Cyclone Season Already?
We’ve seen wild winter weather all over the West Coast in the last few weeks. But a cyclone? Already?
“Typhoon Wutip is currently gathering strength just south of Guam, making it the first typhoon of 2019 and just the second one on record to spin up in this part of the Pacific in February,” according to Gizmodo, which was quoting data from the National Oceanic and Atmospheric Administration.
On Friday, Wutip had winds of 120 mph, which is the equivalent of a Category 3 hurricane. Wave heights are said to be in the 40-ft range.

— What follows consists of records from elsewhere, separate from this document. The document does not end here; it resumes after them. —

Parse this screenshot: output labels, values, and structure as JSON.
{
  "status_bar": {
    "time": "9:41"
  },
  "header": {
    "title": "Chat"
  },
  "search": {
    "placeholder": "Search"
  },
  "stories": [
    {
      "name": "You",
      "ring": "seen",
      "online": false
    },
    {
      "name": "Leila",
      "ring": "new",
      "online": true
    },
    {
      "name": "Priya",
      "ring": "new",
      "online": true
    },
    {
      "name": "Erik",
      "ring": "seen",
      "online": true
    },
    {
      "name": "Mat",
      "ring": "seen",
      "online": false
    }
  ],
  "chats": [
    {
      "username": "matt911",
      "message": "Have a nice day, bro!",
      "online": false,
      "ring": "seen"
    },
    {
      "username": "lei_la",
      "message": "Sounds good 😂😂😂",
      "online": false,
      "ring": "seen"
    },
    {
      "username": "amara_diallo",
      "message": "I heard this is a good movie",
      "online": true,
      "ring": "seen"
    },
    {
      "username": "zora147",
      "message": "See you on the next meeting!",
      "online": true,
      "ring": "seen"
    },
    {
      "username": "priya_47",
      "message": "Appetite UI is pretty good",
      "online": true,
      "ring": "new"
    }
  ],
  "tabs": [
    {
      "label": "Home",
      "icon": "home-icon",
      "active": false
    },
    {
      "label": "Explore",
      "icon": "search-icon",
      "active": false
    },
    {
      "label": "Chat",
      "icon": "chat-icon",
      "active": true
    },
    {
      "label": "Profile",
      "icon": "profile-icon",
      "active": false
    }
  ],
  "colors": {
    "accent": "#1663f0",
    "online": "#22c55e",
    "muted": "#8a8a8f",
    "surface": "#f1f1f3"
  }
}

“All this puts Guam in a weird spot of having to prepare for possible typhoon impacts in what is essentially the off-season,” Gizmodo continued. “It currently sits on the outer edge of the cone of probability for where the storm could track with the southwest tip of the island most at-risk. But even if Guam doesn’t get a direct hit, the storm’s winds and rains could still lash the island. Tropical storm-force winds (that is, winds in excess of 39 mph) currently extend 184 miles to the northeast of the storm’s core and hurricane-force winds extend 46 miles outward. Given Wutip’s northward turn and that the storm is already less than 160 miles from Guam’s shores, it is all but certain the island will feel the storm’s effects in some form.”
It is my understanding that, in the Northern Hemisphere, hurricanes are traditionally given names starting at the top of the alphabet at season’s start, and progressing toward “Z” as the season wears on. Do they do the opposite with cyclones in the Southern Hemisphere? I suppose that would be logical.